Beekeeping Record Keeping

Maintaining Hive Records

Record keeping in the beekeeping world can mean anything from a simple pattern of bricks on top of a hive to detailed and extensive records of breeding, performance, and experimentation. As a beginning beekeeper, you will most likely benefit from a method that falls between these two extremes.

Why keep records? Without an end goal in mind, the tedious recording of data can seem to be getting in the way of taking care of your bees. What you are actually doing though is laying the foundation for a working knowledge of your climate and your bees. “Beekeeping is local” is a saying you’ll hear over and over. Hive performance varies according to the genetics inside the hive and the environment outside the hive. Keeping records help you distinguish patterns that impact your hive’s performance. Perhaps the hives higher on the hill behind your house brooded up a week earlier than lower hives that were situated in an area where cold air settled around them. Keeping track of performance helps you make comparisons, which leads you to the conclusion that the hives in the cold sink need moved to a warmer microclimate, even if its only 20 feet away.

This hive faces south, and gets an earlier start each day than my north facing hive, but they also go to bed earlier. 6 in one hand, a half dozen in the other.
This hive faces south, and gets an earlier start each day than my north facing hive, but they also go to bed earlier. 6 in one hand, a half dozen in the other. Production was equal over the course of  a year, as was their strength in the spring.

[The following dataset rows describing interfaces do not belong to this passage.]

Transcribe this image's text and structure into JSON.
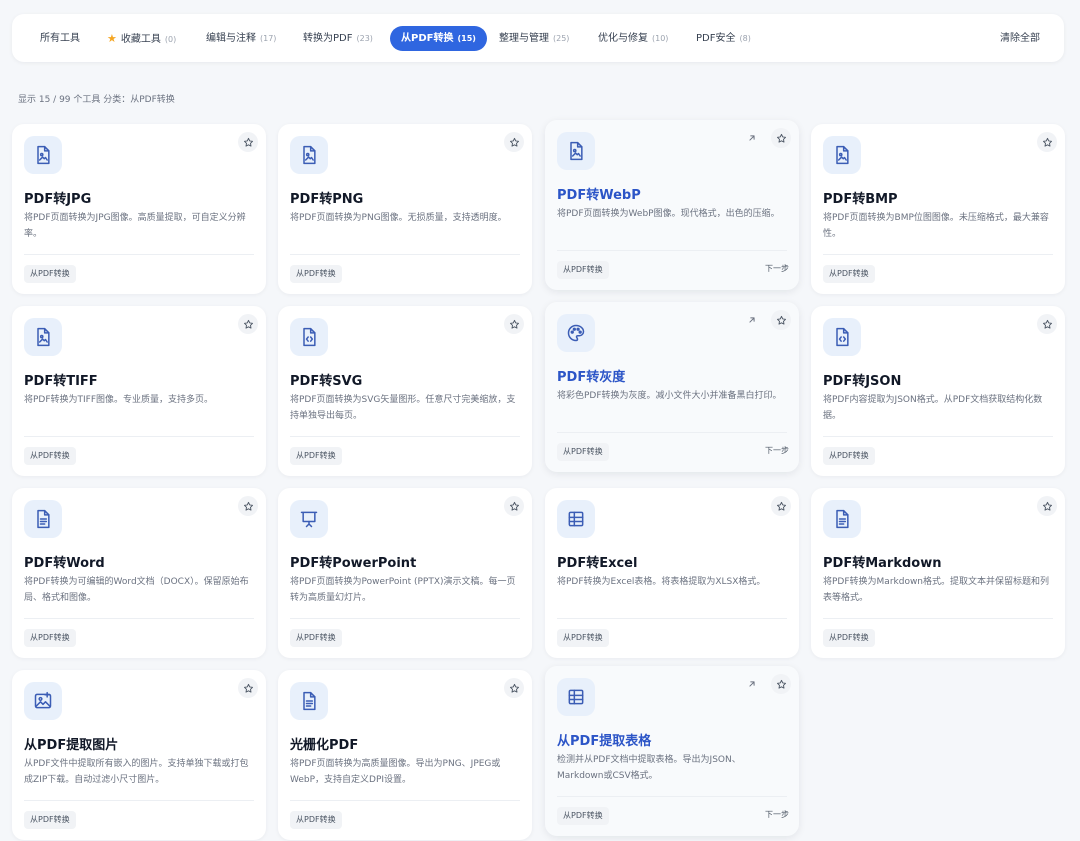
{
  "colors": {
    "accent": "#2f66e0",
    "icon_bg": "#e8f0fb",
    "icon_stroke": "#3b5db5",
    "star": "#f5a623"
  },
  "filter_tabs": [
    {
      "label": "所有工具",
      "count": "",
      "active": false
    },
    {
      "label": "收藏工具",
      "count": "(0)",
      "active": false,
      "icon": "star-icon"
    },
    {
      "label": "编辑与注释",
      "count": "(17)",
      "active": false
    },
    {
      "label": "转换为PDF",
      "count": "(23)",
      "active": false
    },
    {
      "label": "从PDF转换",
      "count": "(15)",
      "active": true
    },
    {
      "label": "整理与管理",
      "count": "(25)",
      "active": false
    },
    {
      "label": "优化与修复",
      "count": "(10)",
      "active": false
    },
    {
      "label": "PDF安全",
      "count": "(8)",
      "active": false
    }
  ],
  "clear_all_label": "清除全部",
  "summary": "显示 15 / 99 个工具 分类：从PDF转换",
  "tools": [
    {
      "title": "PDF转JPG",
      "desc": "将PDF页面转换为JPG图像。高质量提取，可自定义分辨率。",
      "badge": "从PDF转换",
      "icon": "file-image-icon"
    },
    {
      "title": "PDF转PNG",
      "desc": "将PDF页面转换为PNG图像。无损质量，支持透明度。",
      "badge": "从PDF转换",
      "icon": "file-image-icon"
    },
    {
      "title": "PDF转WebP",
      "desc": "将PDF页面转换为WebP图像。现代格式，出色的压缩。",
      "badge": "从PDF转换",
      "icon": "file-image-icon",
      "highlight": true,
      "next": "下一步"
    },
    {
      "title": "PDF转BMP",
      "desc": "将PDF页面转换为BMP位图图像。未压缩格式，最大兼容性。",
      "badge": "从PDF转换",
      "icon": "file-image-icon"
    },
    {
      "title": "PDF转TIFF",
      "desc": "将PDF转换为TIFF图像。专业质量，支持多页。",
      "badge": "从PDF转换",
      "icon": "file-image-icon"
    },
    {
      "title": "PDF转SVG",
      "desc": "将PDF页面转换为SVG矢量图形。任意尺寸完美缩放，支持单独导出每页。",
      "badge": "从PDF转换",
      "icon": "file-code-icon"
    },
    {
      "title": "PDF转灰度",
      "desc": "将彩色PDF转换为灰度。减小文件大小并准备黑白打印。",
      "badge": "从PDF转换",
      "icon": "palette-icon",
      "highlight": true,
      "next": "下一步"
    },
    {
      "title": "PDF转JSON",
      "desc": "将PDF内容提取为JSON格式。从PDF文档获取结构化数据。",
      "badge": "从PDF转换",
      "icon": "file-code-icon"
    },
    {
      "title": "PDF转Word",
      "desc": "将PDF转换为可编辑的Word文档（DOCX）。保留原始布局、格式和图像。",
      "badge": "从PDF转换",
      "icon": "file-text-icon"
    },
    {
      "title": "PDF转PowerPoint",
      "desc": "将PDF页面转换为PowerPoint (PPTX)演示文稿。每一页转为高质量幻灯片。",
      "badge": "从PDF转换",
      "icon": "presentation-icon"
    },
    {
      "title": "PDF转Excel",
      "desc": "将PDF转换为Excel表格。将表格提取为XLSX格式。",
      "badge": "从PDF转换",
      "icon": "table-icon"
    },
    {
      "title": "PDF转Markdown",
      "desc": "将PDF转换为Markdown格式。提取文本并保留标题和列表等格式。",
      "badge": "从PDF转换",
      "icon": "file-text-icon"
    },
    {
      "title": "从PDF提取图片",
      "desc": "从PDF文件中提取所有嵌入的图片。支持单独下载或打包成ZIP下载。自动过滤小尺寸图片。",
      "badge": "从PDF转换",
      "icon": "image-icon"
    },
    {
      "title": "光栅化PDF",
      "desc": "将PDF页面转换为高质量图像。导出为PNG、JPEG或WebP，支持自定义DPI设置。",
      "badge": "从PDF转换",
      "icon": "file-text-icon"
    },
    {
      "title": "从PDF提取表格",
      "desc": "检测并从PDF文档中提取表格。导出为JSON、Markdown或CSV格式。",
      "badge": "从PDF转换",
      "icon": "table-icon",
      "highlight": true,
      "next": "下一步"
    }
  ]
}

Beginners will benefit from taking more detailed notes as compared to a seasoned beekeeper. Being able to instantly and intuitively judge a hive’s performance is part art and part skill, but you need experience to develop this sense. Comparing hives to each other, and to previous seasons, is a useful way to learn the ebb and flow of beekeeping in your area. I prefer to look at my notes and organize my trip to the yard before I ever leave my house, then spend a little time documenting my trip once I’m back in the comfort of my own home. Perhaps I am biased towards more documentation rather than less since I am a great lover of list and figures! In the end, the best system of keeping records is whichever method you will continue to use and find useful.

I am going to detail how I currently keep my apiary records. It is by no means the best way, or the only way, but I have found that it works for me. As I continue to expand I know I won’t be recording as much information as I do now, but I will keep it up as long as I can. I have gone back and looked at my records from seasons past, and as I gain experience I’m picking out more and more mistakes I’ve made. Recognizing mistakes is the first step in correcting them.

Before I head into the yard, I pull up my notes from the last visit. I carry a notebook with my during my bee work, so I’ll go ahead and write down the names of the hives I want to visit and what manipulations they need, making sure to leave space to make notes in the yard. (Helpful tip: tape twine to the handle of your pen, then attach it to your notebook to prevent your apiary from turning into a graveyard of writing utensils.)

For every full hive inspection, I record the date, name of the hive, if I saw the queen or only eggs, is she still the same marked queen from last inspection or has she been superseded, how many frames of brood and it’s condition, how many seams of bees, mite counts,  any signs of pests or disease, how many frames of honey and pollen I see, the amount and type of any feed I give the hive, any manipulations performed, their temperament, activity at the entrance, weather conditions, and a plan for the hive going forward. Sounds like a lot, but it really isn’t. These are all things you are noticing during a regular inspection. I carry a notebook and marker into the yard with me, and I write down only what is unusual. Example: If I don’t see any signs of disease, I write nothing down. If I see 5 small hive beetles, I’ll make a quick notation SHB few. I will also make any notes about the yard, such as needs mowed or skunk signs seen, need traps.

Once I’m back in the house I sit down in my rocking chair with a tall glass of iced tea and enter my notes into an Excel spreadsheet. A sample entry might look like this: 28Mar16, Hive A2, 2015 marked queen, good brood, 15 seams of bees, 1 1/2 supers honey, calm, fed 1 gallon 1:1 and 1/4 pollen patty, bringing in red pollen, 70deg sunny, plan to move to outyard in 1 week.

If I don’t record something, like pests or mite counts, then it didn’t happen. That saves me a lot of time by not trying to fill in every box on the spread sheet every time.

As my hive numbers increase, my data collection will certainly decrease. Until it gets unmanageable though, I like having the historical data on my hives. With the warm and gentle spring we’ve had this year I was overly excited to get started with splits. Looking back in my records for the past 3 years, I see that I have produced well mated queens this time of year, but that I have lost frames of brood to cold nights in late April. I know at what temperature I lost that brood, and the strength of the hive at the time. Now I feel confident that my splits will be fine this year, since I am making them with more bees than before. My records helped me fine tune my beekeeping. (Update: I made the splits with a full frame more of emerging brood than I did the previous year. They did great!)

As a final note, if you have any thought of turning your beekeeping into a business, save your receipts from the beginning. Beekeeping requires a stiff upfront investment that may be deductible from your taxes later on. Talk with a tax attorney or CPA for advice specific to your situation.